The claimed range of 641 km alone is not impressive, it is not a dream of the future. My test car kept an accurate estimate of how much charge was left at any given time. It’s also great that a big message lights up at startup to tell you what power is left.
There’s no trace of the much-discussed hyperscreen that, as said, optionally expands the width of the dashboard in the EQS. The EQE’s combination of a 12.8-inch touchscreen (same as the S-Class) and 12.3-inch driver information screen worked just as well, albeit less obtrusively.
It’s a nice cabin and, if the rear view is overlooked, generally quite roomy.
But when driving, it really comes into its own. It loved long, good-paced corners where smaller cars would grab for grip.
It was also fun to let him drive alone on freeway trips (you still have to have one hand on the wheel, but he “drives himself”). All in all a very enjoyable experience and a glimpse of how dynamic a large electric car can be.

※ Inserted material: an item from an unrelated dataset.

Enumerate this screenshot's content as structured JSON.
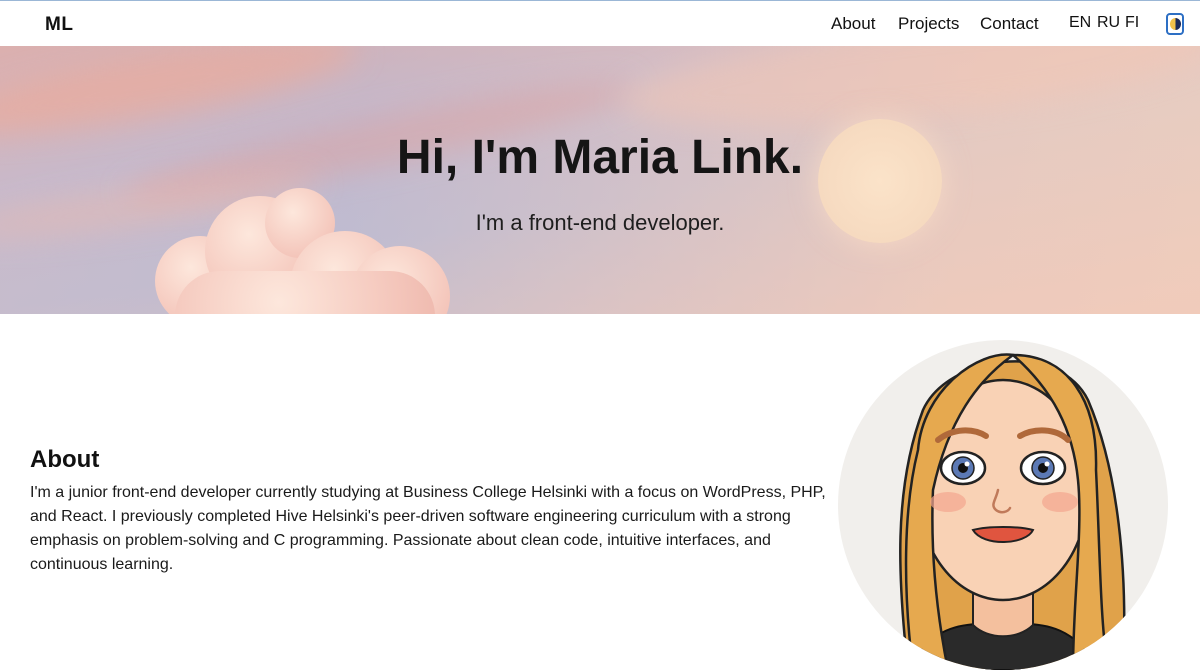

would i buy it I would definitely for the fun of driving and the lower price (everything is relevant). But I would have concerns about the rear view.
And you won’t find me saying there’s nothing like it. My butt wouldn’t take the trauma of another bite. So all in all, the EQE is refreshingly good to drive.
EQE 350+, AMG Line, electric motor 292 hp, 0-100 km/h in 6.4 seconds; Top speed 210 km/h. Range: 641 km, tax €120. With special equipment, the test car costs 105,131 euros.
The standard equipment includes speed adjustment, automatic air conditioning, wireless charging system, fingerprint scanner, driver’s display (12.3 inch HD), MBUX multimedia system, central display (12.8 inch), comfort suspension, ambient lighting, driver assistance package, parking package with 360° camera.
Smaller is better: The new Mercedes EQE deserves a lot of praise and is more pleasant to drive than the EQS
https://www.independent.ie/life/motoring/car-reviews/not-giving-you-a-bum-steer-with-mercs-bright-new-eqe-41897513.html We’re not giving you a bum with the bright new EQE from Merc